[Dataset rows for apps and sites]
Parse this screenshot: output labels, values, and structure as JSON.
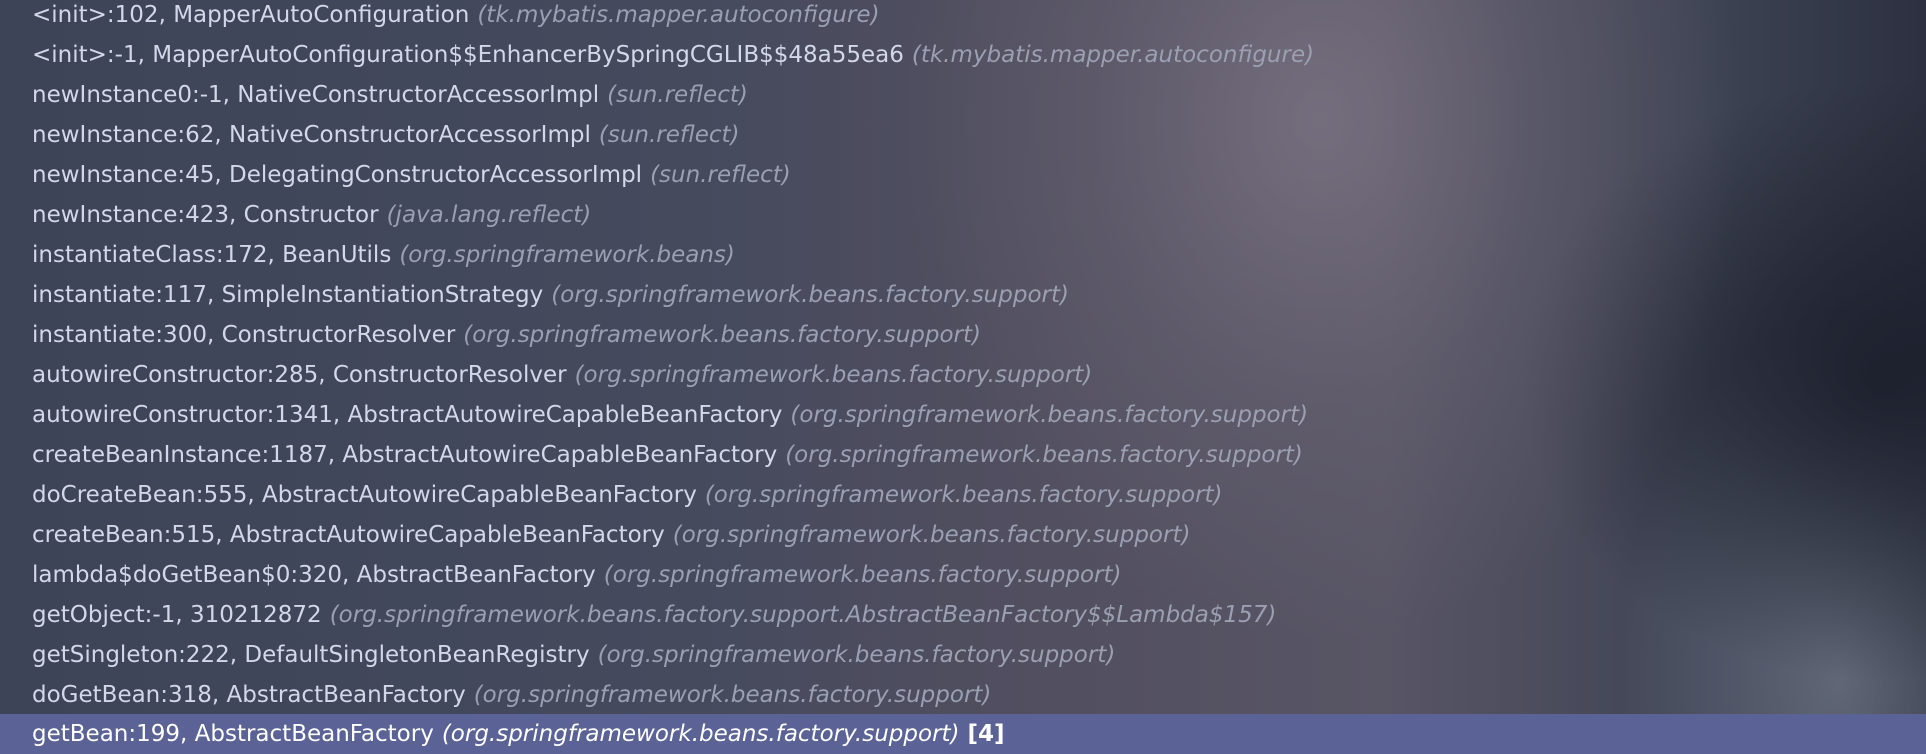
{
  "frames": {
    "items": [
      {
        "method": "<init>:102, MapperAutoConfiguration",
        "package": "(tk.mybatis.mapper.autoconfigure)"
      },
      {
        "method": "<init>:-1, MapperAutoConfiguration$$EnhancerBySpringCGLIB$$48a55ea6",
        "package": "(tk.mybatis.mapper.autoconfigure)"
      },
      {
        "method": "newInstance0:-1, NativeConstructorAccessorImpl",
        "package": "(sun.reflect)"
      },
      {
        "method": "newInstance:62, NativeConstructorAccessorImpl",
        "package": "(sun.reflect)"
      },
      {
        "method": "newInstance:45, DelegatingConstructorAccessorImpl",
        "package": "(sun.reflect)"
      },
      {
        "method": "newInstance:423, Constructor",
        "package": "(java.lang.reflect)"
      },
      {
        "method": "instantiateClass:172, BeanUtils",
        "package": "(org.springframework.beans)"
      },
      {
        "method": "instantiate:117, SimpleInstantiationStrategy",
        "package": "(org.springframework.beans.factory.support)"
      },
      {
        "method": "instantiate:300, ConstructorResolver",
        "package": "(org.springframework.beans.factory.support)"
      },
      {
        "method": "autowireConstructor:285, ConstructorResolver",
        "package": "(org.springframework.beans.factory.support)"
      },
      {
        "method": "autowireConstructor:1341, AbstractAutowireCapableBeanFactory",
        "package": "(org.springframework.beans.factory.support)"
      },
      {
        "method": "createBeanInstance:1187, AbstractAutowireCapableBeanFactory",
        "package": "(org.springframework.beans.factory.support)"
      },
      {
        "method": "doCreateBean:555, AbstractAutowireCapableBeanFactory",
        "package": "(org.springframework.beans.factory.support)"
      },
      {
        "method": "createBean:515, AbstractAutowireCapableBeanFactory",
        "package": "(org.springframework.beans.factory.support)"
      },
      {
        "method": "lambda$doGetBean$0:320, AbstractBeanFactory",
        "package": "(org.springframework.beans.factory.support)"
      },
      {
        "method": "getObject:-1, 310212872",
        "package": "(org.springframework.beans.factory.support.AbstractBeanFactory$$Lambda$157)"
      },
      {
        "method": "getSingleton:222, DefaultSingletonBeanRegistry",
        "package": "(org.springframework.beans.factory.support)"
      },
      {
        "method": "doGetBean:318, AbstractBeanFactory",
        "package": "(org.springframework.beans.factory.support)"
      }
    ],
    "selected": {
      "method": "getBean:199, AbstractBeanFactory",
      "package": "(org.springframework.beans.factory.support)",
      "badge": "[4]"
    }
  },
  "colors": {
    "selection_background": "#5b6396",
    "method_text": "#d3d8e8",
    "package_text": "#9aa0b2"
  }
}
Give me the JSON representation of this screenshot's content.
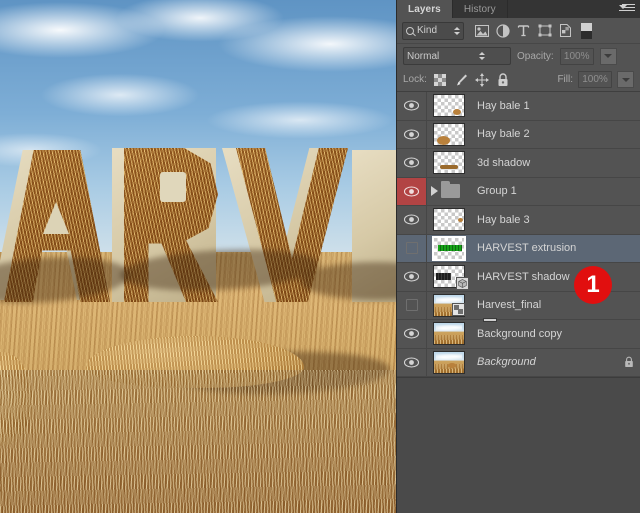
{
  "panel": {
    "tabs": [
      {
        "label": "Layers",
        "active": true
      },
      {
        "label": "History",
        "active": false
      }
    ],
    "menu_icon": "panel-menu-icon",
    "filter": {
      "search_icon": "search-icon",
      "kind_label": "Kind",
      "type_filters": [
        {
          "name": "filter-pixel-layers-icon",
          "title": "Pixel layers"
        },
        {
          "name": "filter-adjustment-layers-icon",
          "title": "Adjustment layers"
        },
        {
          "name": "filter-type-layers-icon",
          "title": "Type layers"
        },
        {
          "name": "filter-shape-layers-icon",
          "title": "Shape layers"
        },
        {
          "name": "filter-smart-objects-icon",
          "title": "Smart objects"
        }
      ],
      "toggle_icon": "filter-toggle-switch-icon"
    },
    "blend": {
      "mode_value": "Normal",
      "opacity_label": "Opacity:",
      "opacity_value": "100%"
    },
    "lock": {
      "label": "Lock:",
      "icons": [
        {
          "name": "lock-transparent-pixels-icon"
        },
        {
          "name": "lock-image-pixels-icon"
        },
        {
          "name": "lock-position-icon"
        },
        {
          "name": "lock-all-icon"
        }
      ],
      "fill_label": "Fill:",
      "fill_value": "100%"
    },
    "layers": [
      {
        "name": "Hay bale 1",
        "visible": true,
        "selected": false,
        "kind": "transparent",
        "thumb": "hay-bale-small",
        "locked": false,
        "eye_highlighted": false
      },
      {
        "name": "Hay bale 2",
        "visible": true,
        "selected": false,
        "kind": "transparent",
        "thumb": "hay-bale-medium",
        "locked": false,
        "eye_highlighted": false
      },
      {
        "name": "3d shadow",
        "visible": true,
        "selected": false,
        "kind": "transparent",
        "thumb": "shadow-streak",
        "locked": false,
        "eye_highlighted": false
      },
      {
        "name": "Group 1",
        "visible": true,
        "selected": false,
        "kind": "group",
        "thumb": "folder",
        "locked": false,
        "eye_highlighted": true
      },
      {
        "name": "Hay bale 3",
        "visible": true,
        "selected": false,
        "kind": "transparent",
        "thumb": "hay-bale-tiny",
        "locked": false,
        "eye_highlighted": false
      },
      {
        "name": "HARVEST extrusion",
        "visible": false,
        "selected": true,
        "kind": "transparent",
        "thumb": "green-text",
        "locked": false,
        "eye_highlighted": false
      },
      {
        "name": "HARVEST shadow",
        "visible": true,
        "selected": false,
        "kind": "transparent-3d",
        "thumb": "dark-text-3d",
        "locked": false,
        "eye_highlighted": false
      },
      {
        "name": "Harvest_final",
        "visible": false,
        "selected": false,
        "kind": "smart-object",
        "thumb": "field-photo",
        "locked": false,
        "eye_highlighted": false,
        "drop_indicator": true
      },
      {
        "name": "Background copy",
        "visible": true,
        "selected": false,
        "kind": "photo",
        "thumb": "field-photo",
        "locked": false,
        "eye_highlighted": false
      },
      {
        "name": "Background",
        "visible": true,
        "selected": false,
        "kind": "photo",
        "thumb": "field-photo",
        "locked": true,
        "italic": true,
        "eye_highlighted": false
      }
    ]
  },
  "annotation": {
    "badge_number": "1",
    "badge_color": "#e10f0f"
  },
  "canvas": {
    "artwork_text": "ARV",
    "description": "hay-letters-field-composite"
  },
  "colors": {
    "panel_bg": "#535353",
    "tab_bg": "#343434",
    "selected_row": "#5c6775",
    "eye_highlight_red": "#b24444",
    "text": "#d4d4d4",
    "muted_text": "#8f8f8f"
  }
}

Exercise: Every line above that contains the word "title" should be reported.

Answer to this task:
          "title": "Pixel layers"
          "title": "Adjustment layers"
          "title": "Type layers"
          "title": "Shape layers"
          "title": "Smart objects"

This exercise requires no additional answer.